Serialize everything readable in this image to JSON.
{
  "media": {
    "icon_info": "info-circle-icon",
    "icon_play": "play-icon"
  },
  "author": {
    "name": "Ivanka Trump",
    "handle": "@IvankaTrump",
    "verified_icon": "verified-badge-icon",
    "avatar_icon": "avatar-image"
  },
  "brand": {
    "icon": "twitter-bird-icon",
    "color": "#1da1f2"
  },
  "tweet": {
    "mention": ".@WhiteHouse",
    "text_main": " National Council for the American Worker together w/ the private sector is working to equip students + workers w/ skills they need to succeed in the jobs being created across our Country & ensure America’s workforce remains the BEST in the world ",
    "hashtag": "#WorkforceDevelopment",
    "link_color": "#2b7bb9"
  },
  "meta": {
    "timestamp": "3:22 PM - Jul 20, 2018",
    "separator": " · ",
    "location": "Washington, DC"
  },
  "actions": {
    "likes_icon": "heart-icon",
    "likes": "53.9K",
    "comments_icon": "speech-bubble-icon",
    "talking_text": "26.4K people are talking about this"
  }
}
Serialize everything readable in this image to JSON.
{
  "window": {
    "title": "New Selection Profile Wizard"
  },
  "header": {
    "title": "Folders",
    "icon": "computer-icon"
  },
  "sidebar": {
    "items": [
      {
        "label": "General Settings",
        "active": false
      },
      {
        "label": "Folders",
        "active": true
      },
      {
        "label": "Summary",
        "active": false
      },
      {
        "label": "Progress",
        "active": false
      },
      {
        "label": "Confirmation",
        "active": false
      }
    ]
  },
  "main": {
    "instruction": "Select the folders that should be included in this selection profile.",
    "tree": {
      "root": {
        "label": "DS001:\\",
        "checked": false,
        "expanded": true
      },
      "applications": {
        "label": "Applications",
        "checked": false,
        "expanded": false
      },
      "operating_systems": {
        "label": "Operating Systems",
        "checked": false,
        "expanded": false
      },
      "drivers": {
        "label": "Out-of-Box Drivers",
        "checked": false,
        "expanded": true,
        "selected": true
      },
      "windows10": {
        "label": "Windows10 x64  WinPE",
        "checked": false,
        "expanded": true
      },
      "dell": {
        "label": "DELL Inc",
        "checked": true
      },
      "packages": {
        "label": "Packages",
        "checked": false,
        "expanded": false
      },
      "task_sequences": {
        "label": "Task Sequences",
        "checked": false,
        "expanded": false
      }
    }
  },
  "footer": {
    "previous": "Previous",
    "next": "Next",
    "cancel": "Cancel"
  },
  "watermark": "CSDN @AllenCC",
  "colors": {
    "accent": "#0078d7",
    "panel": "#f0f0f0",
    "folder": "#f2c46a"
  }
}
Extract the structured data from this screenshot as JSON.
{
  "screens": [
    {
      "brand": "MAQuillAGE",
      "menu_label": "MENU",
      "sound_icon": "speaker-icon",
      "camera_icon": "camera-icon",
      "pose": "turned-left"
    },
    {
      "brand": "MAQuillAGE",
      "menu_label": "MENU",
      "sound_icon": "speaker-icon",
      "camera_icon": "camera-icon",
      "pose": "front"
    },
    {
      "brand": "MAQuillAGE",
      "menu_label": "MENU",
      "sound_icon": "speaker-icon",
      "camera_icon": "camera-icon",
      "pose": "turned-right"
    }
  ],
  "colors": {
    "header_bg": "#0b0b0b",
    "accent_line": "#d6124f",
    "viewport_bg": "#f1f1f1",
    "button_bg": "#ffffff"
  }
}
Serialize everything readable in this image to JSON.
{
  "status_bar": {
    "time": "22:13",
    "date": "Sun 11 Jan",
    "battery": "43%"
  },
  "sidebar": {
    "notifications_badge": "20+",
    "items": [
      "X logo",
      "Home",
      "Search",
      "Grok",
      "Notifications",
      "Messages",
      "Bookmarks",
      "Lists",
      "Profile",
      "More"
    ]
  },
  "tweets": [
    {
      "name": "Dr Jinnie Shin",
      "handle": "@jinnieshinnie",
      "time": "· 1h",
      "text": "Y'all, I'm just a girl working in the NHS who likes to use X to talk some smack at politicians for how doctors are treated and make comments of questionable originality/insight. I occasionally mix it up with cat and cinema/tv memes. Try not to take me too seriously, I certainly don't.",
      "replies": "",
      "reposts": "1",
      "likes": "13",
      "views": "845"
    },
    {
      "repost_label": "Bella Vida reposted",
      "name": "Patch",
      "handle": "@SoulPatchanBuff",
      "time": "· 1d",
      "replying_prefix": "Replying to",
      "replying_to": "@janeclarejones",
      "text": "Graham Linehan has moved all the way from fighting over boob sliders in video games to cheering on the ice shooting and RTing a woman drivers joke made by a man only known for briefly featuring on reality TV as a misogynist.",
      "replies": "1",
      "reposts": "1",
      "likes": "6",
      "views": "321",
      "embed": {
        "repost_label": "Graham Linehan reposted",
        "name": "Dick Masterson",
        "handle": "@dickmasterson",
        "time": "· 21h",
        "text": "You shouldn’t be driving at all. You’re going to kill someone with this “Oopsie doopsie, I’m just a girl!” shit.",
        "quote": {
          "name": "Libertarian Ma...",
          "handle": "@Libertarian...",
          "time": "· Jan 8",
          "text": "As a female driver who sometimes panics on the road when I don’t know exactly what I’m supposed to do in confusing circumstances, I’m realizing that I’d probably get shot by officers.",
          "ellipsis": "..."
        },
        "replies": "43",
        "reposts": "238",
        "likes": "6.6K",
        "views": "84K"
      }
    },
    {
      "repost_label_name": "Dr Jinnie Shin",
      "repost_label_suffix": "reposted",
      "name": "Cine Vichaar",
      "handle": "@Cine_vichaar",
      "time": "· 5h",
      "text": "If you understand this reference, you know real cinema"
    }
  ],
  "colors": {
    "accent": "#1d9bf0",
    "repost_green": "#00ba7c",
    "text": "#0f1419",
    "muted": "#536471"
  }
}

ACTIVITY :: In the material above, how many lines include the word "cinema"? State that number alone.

TASK ANSWER :: 2